In 2016, in Iowa alone:

  • 3,800 young Iowans were tutored by Foster Grandparents
  • 830 local organizations benefited from Iowa RSVP volunteers
  • 1,000 homebound seniors were assisted by Senior Companions
  • 362,355 hours of service were completed by Iowa RSVP volunteers

Continuing to support Senior Corps programs in the state of Iowa is a priority for the state commission.  Volunteer Iowa believes that RSVP provides and will continue to provide vital capacity-building services to non-profits and communities by building the infrastructure for volunteering overall. Volunteer Iowa recognizes how important it is for the state of Iowa that RSVP is well-positioned as a community resource for volunteerism and volunteer management, especially in areas where volunteer centers do not exist.

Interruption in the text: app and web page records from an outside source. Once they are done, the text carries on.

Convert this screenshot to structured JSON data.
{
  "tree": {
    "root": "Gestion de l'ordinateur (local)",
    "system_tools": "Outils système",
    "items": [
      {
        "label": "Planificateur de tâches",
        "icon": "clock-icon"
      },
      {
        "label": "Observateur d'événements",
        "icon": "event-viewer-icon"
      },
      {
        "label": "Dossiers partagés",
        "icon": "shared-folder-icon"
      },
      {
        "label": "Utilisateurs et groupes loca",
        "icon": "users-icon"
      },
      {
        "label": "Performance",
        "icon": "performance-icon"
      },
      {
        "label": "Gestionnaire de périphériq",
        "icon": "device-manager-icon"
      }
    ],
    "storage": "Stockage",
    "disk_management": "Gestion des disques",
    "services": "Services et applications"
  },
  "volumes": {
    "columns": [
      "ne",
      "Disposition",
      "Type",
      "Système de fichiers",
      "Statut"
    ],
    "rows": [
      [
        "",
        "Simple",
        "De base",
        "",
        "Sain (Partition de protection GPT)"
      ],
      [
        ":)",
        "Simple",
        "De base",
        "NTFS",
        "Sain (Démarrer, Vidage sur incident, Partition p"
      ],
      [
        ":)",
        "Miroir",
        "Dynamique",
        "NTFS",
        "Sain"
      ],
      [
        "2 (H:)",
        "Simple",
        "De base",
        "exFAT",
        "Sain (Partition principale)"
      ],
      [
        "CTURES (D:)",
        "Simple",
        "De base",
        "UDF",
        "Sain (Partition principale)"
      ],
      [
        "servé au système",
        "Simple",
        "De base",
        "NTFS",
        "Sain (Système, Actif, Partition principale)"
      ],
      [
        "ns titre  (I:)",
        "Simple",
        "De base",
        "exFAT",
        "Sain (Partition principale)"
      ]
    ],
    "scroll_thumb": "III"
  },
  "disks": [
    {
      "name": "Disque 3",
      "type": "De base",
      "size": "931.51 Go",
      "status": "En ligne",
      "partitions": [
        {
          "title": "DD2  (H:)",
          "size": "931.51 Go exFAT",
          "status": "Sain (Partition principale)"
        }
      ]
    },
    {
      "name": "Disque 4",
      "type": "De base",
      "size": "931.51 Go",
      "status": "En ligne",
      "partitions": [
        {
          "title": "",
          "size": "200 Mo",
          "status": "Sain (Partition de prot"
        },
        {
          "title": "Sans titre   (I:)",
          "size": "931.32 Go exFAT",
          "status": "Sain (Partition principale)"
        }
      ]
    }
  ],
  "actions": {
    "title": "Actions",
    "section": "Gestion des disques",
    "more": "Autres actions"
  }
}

We believe that providing capacity building services is an activity that builds on RSVP Director’s skills and aligns with the current activities of programs in working with sites and partners, and will continue to position RSVP for secure funding so we can continue to serve Iowa’s communities moving forward.

Thank you to Senior Corps volunteers — and all older Americans who are making the time to volunteer — for taking the skills and wisdom you’ve learned over your lifetimes to make communities stronger!

To learn more about Volunteer Iowa’s Senior Corps RSVP grants, click here.

To learn more about Senior Corps and Senior Corps Week, click here.

Learn more about Older Americans Month here.